The concepts that arise out of such confused situations are elements that eventually would become key components of a high performance work system.
‘ The first component is the concept of increased opportunity for employees to participate in decisions. The ability for an employee to participate in the decision making process is considered to be one of the key elements of an HPWS because it allows the employee to make decisions that affect their immediate environment, which in turn affect the entire organization. This participation leads to employees feeling more empowered, which in turn leads to a more committed workforce, at least in theory.
‘ The second component is training. Training provides employees with the necessary skills to perform their jobs in a more effective manner as well as the opportunity to assume greater responsibility within an organization. Training also gives organizations a way to cross-train employees in different skills and roles to ensure that employees understand many roles within an organization.
‘ The third component is employee incentives. The two previous elements help to prepare employees and organizations for successful HPWS implementation and operation, but without incentives, the system will most likely fail. Organizations need to find a way to link pay with performance in order to incentivize an employee to focus ‘on outcomes that are beneficial to themselves and the organization as a whole. Incentives can take many forms, with some examples being stock options and other equity plans, profit sharing plans, pay raises, bonuses for meeting performance targets and other monetary incentives. In addition, incentives can take the form of non-monetary options such as time off, flextime and other special employee benefits.
Following are some examples of how these components of HPW work together to ensure High Performance Working:
‘ A good example of HR professionals’ effective practices (e.g.: management across an organization’s departments) compromise the weekly reports and meetings between Recruitment and other departments. HR ideally sends detailed weekly reports of the appointment cases status requested by different departments. They also run meetings with them to get their requirements and update on a regular basis.
‘ Another example of effective performance management systems is the annual performance appraisals. Organization implies dealing with managers with regard to their employee’s performance appraisals.
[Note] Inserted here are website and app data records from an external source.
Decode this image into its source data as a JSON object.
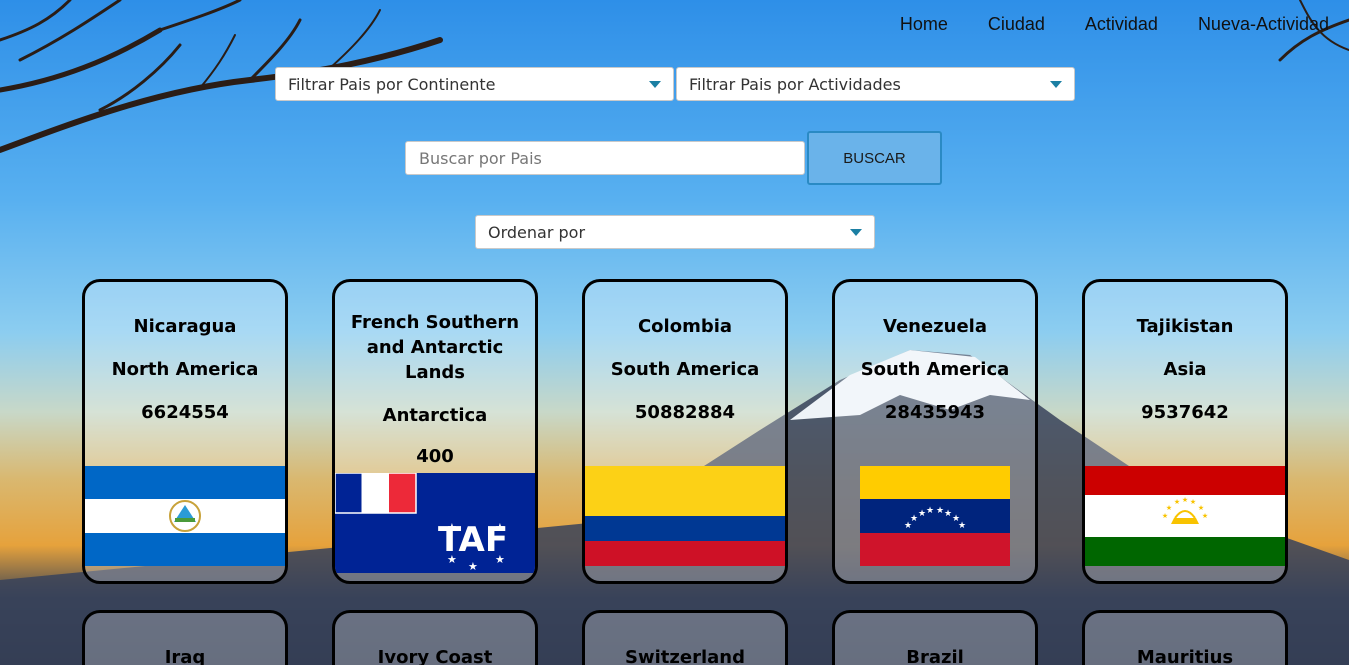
{
  "nav": {
    "items": [
      "Home",
      "Ciudad",
      "Actividad",
      "Nueva-Actividad"
    ]
  },
  "filters": {
    "continent_placeholder": "Filtrar Pais por Continente",
    "activity_placeholder": "Filtrar Pais por Actividades",
    "order_placeholder": "Ordenar por"
  },
  "search": {
    "placeholder": "Buscar por Pais",
    "button_label": "BUSCAR"
  },
  "cards": [
    {
      "name": "Nicaragua",
      "continent": "North America",
      "population": "6624554",
      "flag": "nicaragua-flag"
    },
    {
      "name": "French Southern and Antarctic Lands",
      "continent": "Antarctica",
      "population": "400",
      "flag": "french-southern-flag"
    },
    {
      "name": "Colombia",
      "continent": "South America",
      "population": "50882884",
      "flag": "colombia-flag"
    },
    {
      "name": "Venezuela",
      "continent": "South America",
      "population": "28435943",
      "flag": "venezuela-flag"
    },
    {
      "name": "Tajikistan",
      "continent": "Asia",
      "population": "9537642",
      "flag": "tajikistan-flag"
    },
    {
      "name": "Iraq"
    },
    {
      "name": "Ivory Coast"
    },
    {
      "name": "Switzerland"
    },
    {
      "name": "Brazil"
    },
    {
      "name": "Mauritius"
    }
  ],
  "colors": {
    "sky_top": "#2e8fe8",
    "button_bg": "#6ab3ea",
    "caret": "#1b7fa3"
  }
}
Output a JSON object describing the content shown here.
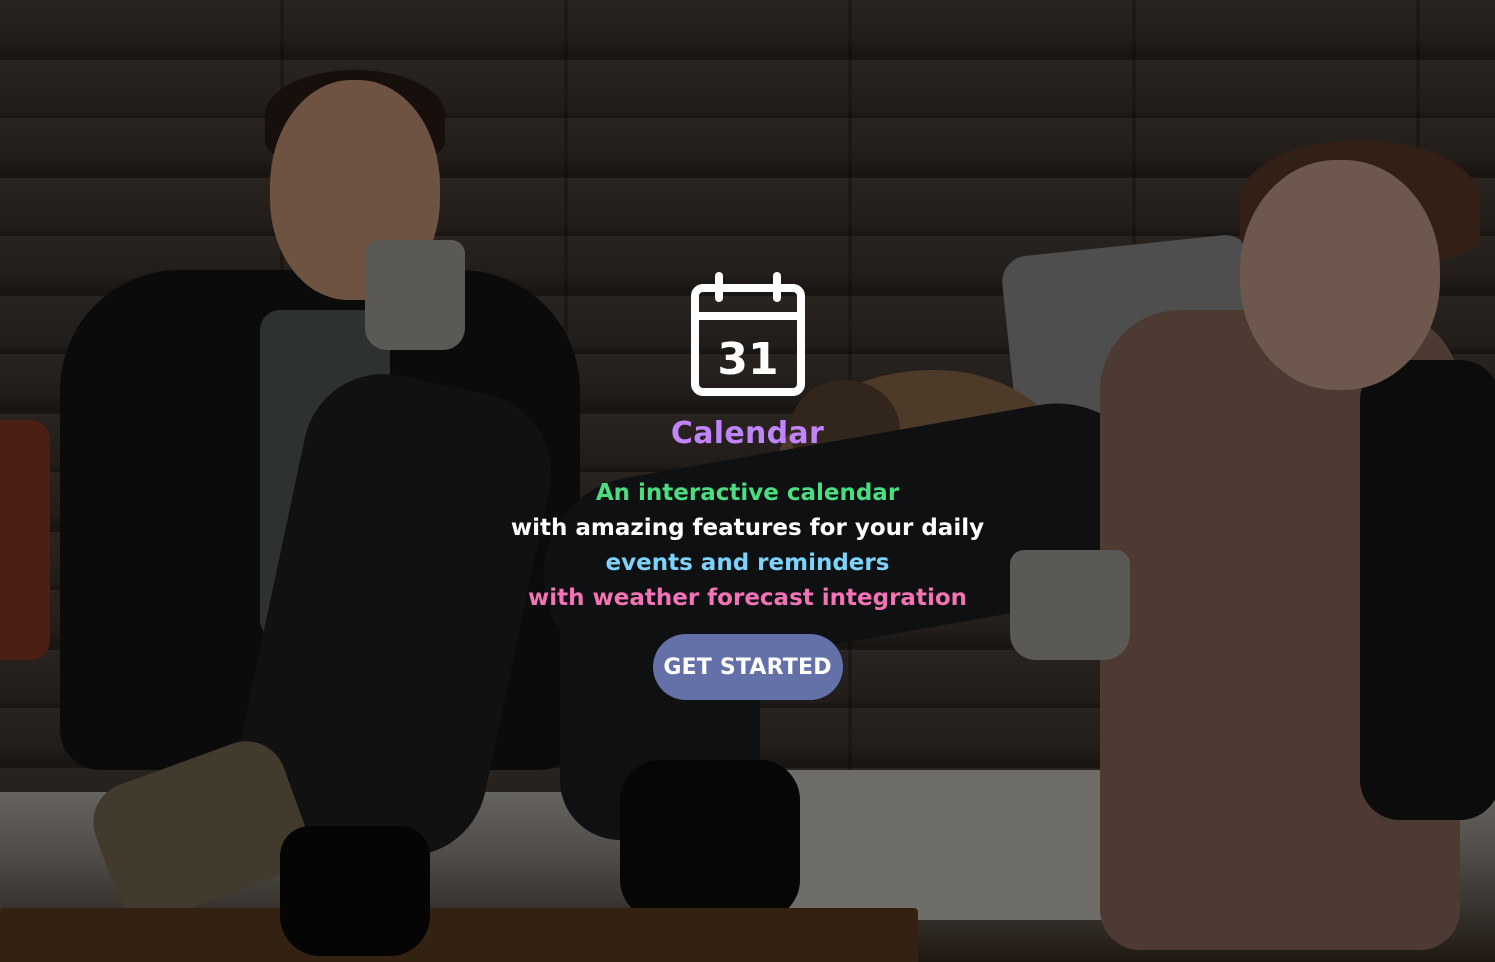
{
  "hero": {
    "icon": "calendar-icon",
    "icon_day": "31",
    "title": "Calendar",
    "tagline": [
      "An interactive calendar",
      "with amazing features for your daily",
      "events and reminders",
      "with weather forecast integration"
    ],
    "cta_label": "GET STARTED"
  },
  "colors": {
    "title": "#c084fc",
    "tagline_line1": "#4ade80",
    "tagline_line2": "#ffffff",
    "tagline_line3": "#7dd3fc",
    "tagline_line4": "#f472b6",
    "cta_background": "#6470a8",
    "icon": "#ffffff"
  }
}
They are responsible for coaching managers on how to use systems, evaluate employees, and relate to (mission, vision, objectives and values) with their employees objectives, grade performance and all information related to performance management in general.
In addition to the three components of involvement, training and incentives, there is also a fourth element that makes up another key component of modern day high performance work systems. Technology is everywhere in the world today and must be considered as part of any organizational development exercise. Within high performance work systems, technology does not have to be leading edge technology solutions, but it does provide an ‘infrastructure for communicating and sharing information vital to business performance.